Section 7491(c) imposes on the Commissioner the burden of production in any court proceeding with respect to the liability of any individual for penalties and additions to tax. Higbee v. Commissioner, 116 T.C. 438, 446 (2001); Trowbridge v. Commissioner, T.C. Memo. 2003-164, aff'd, 378 F.3d 432 (5th Cir. 2004). In order to meet the burden of production under section 7491(c), the Commissioner need only make a prima facie case that imposition of the penalty or addition to tax is appropriate. Higbee v. Commissioner, 116 T.C. at 446.
Respondent determined that for 2008 and 2009 petitioners underpaid a portion of their income tax because of negligence or intentional disregard of rules and regulations and that there is a substantial understatement of income tax. Section 6662(a) and (b)(1) and (2) imposes a penalty equal to 20% of the portion of the underpayment attributable to negligence or disregard of rules or regulations or a substantial understatement of income tax.
Negligence is defined as any failure to make a reasonable attempt to comply with the provisions of the Internal Revenue Code, and the term "disregard" includes any careless, reckless, or intentional disregard. See sec. 6662(c). Negligence also includes any failure by the taxpayer to keep adequate books and records or to substantiate items properly. Sec. 1.6662-3(b)(1), Income Tax Regs.

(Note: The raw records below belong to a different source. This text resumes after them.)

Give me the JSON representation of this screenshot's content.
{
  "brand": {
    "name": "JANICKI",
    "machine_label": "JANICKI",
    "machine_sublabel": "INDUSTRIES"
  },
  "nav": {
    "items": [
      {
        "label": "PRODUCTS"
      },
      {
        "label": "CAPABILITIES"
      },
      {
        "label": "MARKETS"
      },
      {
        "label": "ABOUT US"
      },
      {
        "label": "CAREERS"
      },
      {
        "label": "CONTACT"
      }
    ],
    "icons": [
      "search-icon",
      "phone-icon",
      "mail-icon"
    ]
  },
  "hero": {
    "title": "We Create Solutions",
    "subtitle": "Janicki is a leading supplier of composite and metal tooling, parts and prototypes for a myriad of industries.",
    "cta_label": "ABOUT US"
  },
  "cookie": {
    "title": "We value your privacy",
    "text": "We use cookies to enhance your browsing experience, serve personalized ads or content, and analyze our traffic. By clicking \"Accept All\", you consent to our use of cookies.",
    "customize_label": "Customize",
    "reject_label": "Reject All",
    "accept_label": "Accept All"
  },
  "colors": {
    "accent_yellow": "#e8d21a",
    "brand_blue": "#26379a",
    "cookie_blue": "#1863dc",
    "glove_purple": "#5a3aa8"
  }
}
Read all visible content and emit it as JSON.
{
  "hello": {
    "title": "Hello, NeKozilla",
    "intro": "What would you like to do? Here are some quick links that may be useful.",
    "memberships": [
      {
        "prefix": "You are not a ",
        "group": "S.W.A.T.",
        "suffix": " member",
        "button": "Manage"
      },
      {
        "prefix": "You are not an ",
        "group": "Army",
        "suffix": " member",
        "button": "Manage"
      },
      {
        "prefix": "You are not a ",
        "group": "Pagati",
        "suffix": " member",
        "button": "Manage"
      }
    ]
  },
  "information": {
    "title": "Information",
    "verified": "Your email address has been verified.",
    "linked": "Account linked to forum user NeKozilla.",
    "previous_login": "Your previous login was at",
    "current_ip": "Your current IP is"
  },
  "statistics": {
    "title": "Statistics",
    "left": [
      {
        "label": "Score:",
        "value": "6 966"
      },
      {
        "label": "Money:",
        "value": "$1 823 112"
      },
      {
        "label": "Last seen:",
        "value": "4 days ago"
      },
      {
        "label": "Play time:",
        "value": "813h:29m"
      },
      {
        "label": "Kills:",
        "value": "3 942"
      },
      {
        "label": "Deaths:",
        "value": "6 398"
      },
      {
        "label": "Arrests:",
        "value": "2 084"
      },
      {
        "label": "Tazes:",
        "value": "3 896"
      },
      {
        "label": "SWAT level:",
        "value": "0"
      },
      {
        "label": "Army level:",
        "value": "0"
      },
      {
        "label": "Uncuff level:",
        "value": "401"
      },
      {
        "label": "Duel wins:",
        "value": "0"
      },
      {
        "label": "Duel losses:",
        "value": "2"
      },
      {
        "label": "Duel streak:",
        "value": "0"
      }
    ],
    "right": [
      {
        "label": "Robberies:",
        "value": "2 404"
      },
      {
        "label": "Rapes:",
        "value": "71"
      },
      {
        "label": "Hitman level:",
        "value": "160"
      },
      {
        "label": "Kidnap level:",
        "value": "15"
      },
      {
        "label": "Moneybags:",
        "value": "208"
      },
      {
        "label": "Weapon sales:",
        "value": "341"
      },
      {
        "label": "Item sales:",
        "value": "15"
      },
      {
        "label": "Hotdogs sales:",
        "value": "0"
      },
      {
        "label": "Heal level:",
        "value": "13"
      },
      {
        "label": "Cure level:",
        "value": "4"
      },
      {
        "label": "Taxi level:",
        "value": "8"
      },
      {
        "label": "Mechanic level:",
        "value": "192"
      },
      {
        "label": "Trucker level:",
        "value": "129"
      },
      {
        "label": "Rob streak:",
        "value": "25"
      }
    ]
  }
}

A "substantial understatement" includes an understatement of tax that exceeds the greater of 10% of the tax required to be shown on the return or $5,000. See sec. 6662(d); sec. 1.6662-4(b), Income Tax Regs. The tax shown on petitioners' joint return for 2008 was $4,909, and the tax shown on the return for 2009 was $628. Petitioners' correct tax liability for 2008 is $16,931, and for 2009 it is $7,696. Petitioners have a substantial understatement of tax for each of 2008 and 2009 since the understatement amount for each year will exceed both 10% of the tax required to be shown on the return for that year and $5,000. The Court concludes that respondent has produced sufficient evidence to show that the accuracy-related penalty under section 6662 is appropriate for 2008 and 2009.
The accuracy-related penalty will apply unless a taxpayer demonstrates that there was reasonable cause for the underpayment and that he or she acted in good faith with respect to the underpayment. See sec. 6664(c). Section 1.6664-4(b)(1), Income Tax Regs., specifically provides: "Circumstances that may indicate reasonable cause and good faith include an honest misunderstanding of fact or law that is reasonable in light of * * * the experience, knowledge, and education of the taxpayer." The most important factor is the extent of the taxpayer's effort to assess his proper tax liability for the year. Id.

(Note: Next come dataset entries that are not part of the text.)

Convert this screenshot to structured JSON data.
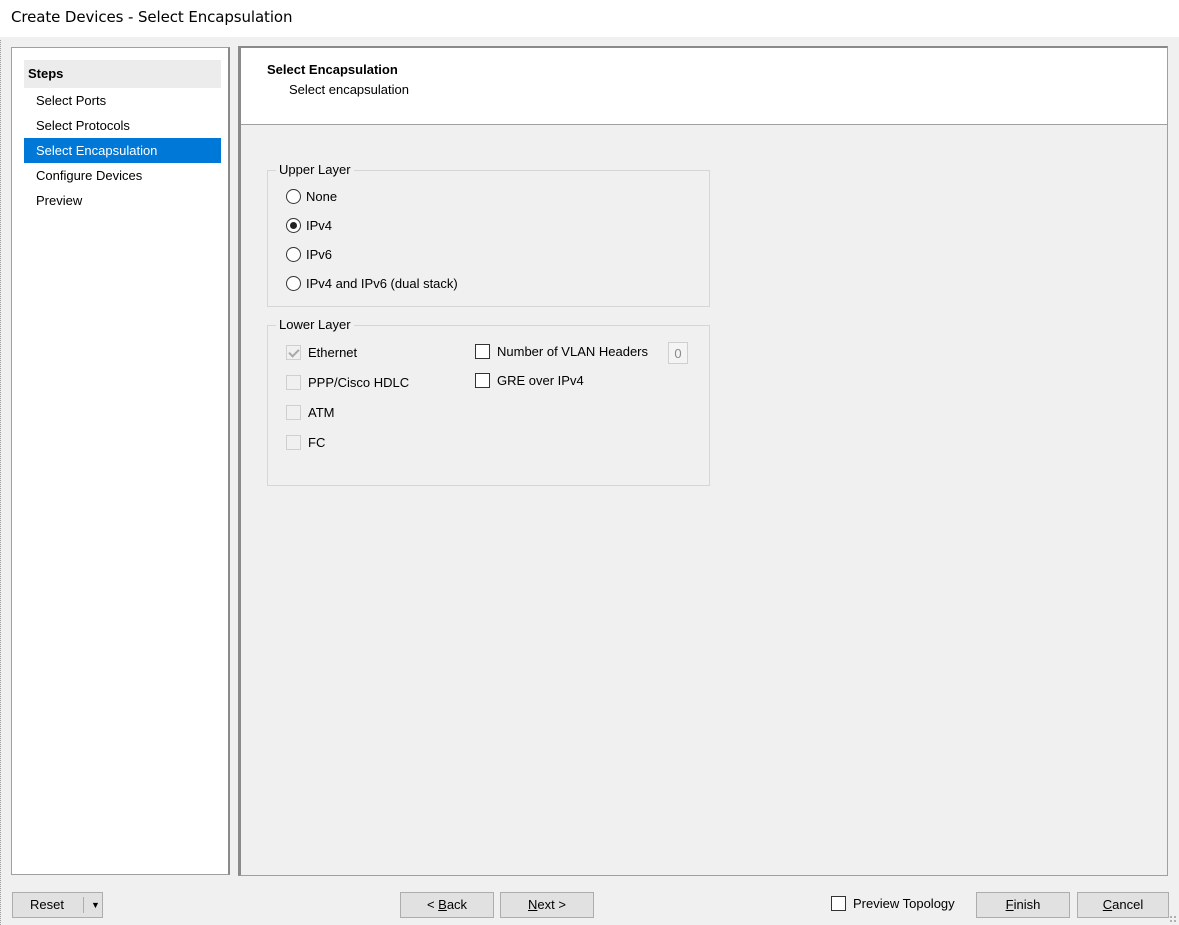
{
  "window": {
    "title": "Create Devices - Select Encapsulation"
  },
  "steps": {
    "header": "Steps",
    "items": [
      {
        "label": "Select Ports",
        "active": false
      },
      {
        "label": "Select Protocols",
        "active": false
      },
      {
        "label": "Select Encapsulation",
        "active": true
      },
      {
        "label": "Configure Devices",
        "active": false
      },
      {
        "label": "Preview",
        "active": false
      }
    ]
  },
  "page": {
    "title": "Select Encapsulation",
    "subtitle": "Select encapsulation"
  },
  "upper_layer": {
    "label": "Upper Layer",
    "options": [
      {
        "label": "None",
        "selected": false
      },
      {
        "label": "IPv4",
        "selected": true
      },
      {
        "label": "IPv6",
        "selected": false
      },
      {
        "label": "IPv4 and IPv6 (dual stack)",
        "selected": false
      }
    ]
  },
  "lower_layer": {
    "label": "Lower Layer",
    "left_options": [
      {
        "label": "Ethernet",
        "checked": true,
        "enabled": false
      },
      {
        "label": "PPP/Cisco HDLC",
        "checked": false,
        "enabled": false
      },
      {
        "label": "ATM",
        "checked": false,
        "enabled": false
      },
      {
        "label": "FC",
        "checked": false,
        "enabled": false
      }
    ],
    "vlan_headers": {
      "label": "Number of VLAN Headers",
      "checked": false,
      "value": "0"
    },
    "gre": {
      "label": "GRE over IPv4",
      "checked": false
    }
  },
  "footer": {
    "reset_label": "Reset",
    "back": {
      "prefix": "< ",
      "accel": "B",
      "rest": "ack"
    },
    "next": {
      "accel": "N",
      "rest": "ext >"
    },
    "preview_topology": {
      "label": "Preview Topology",
      "checked": false
    },
    "finish": {
      "accel": "F",
      "rest": "inish"
    },
    "cancel": {
      "accel": "C",
      "rest": "ancel"
    }
  }
}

Petitioners did not show that there was reasonable cause for, and that they acted in good faith with respect to, the underpayments of tax for 2008 and 2009.
Therefore, respondent's determination of the accuracy-related penalty under section 6662(a) for 2008 and 2009 is sustained.
To reflect the foregoing,
Decision will be entered under Rule 155.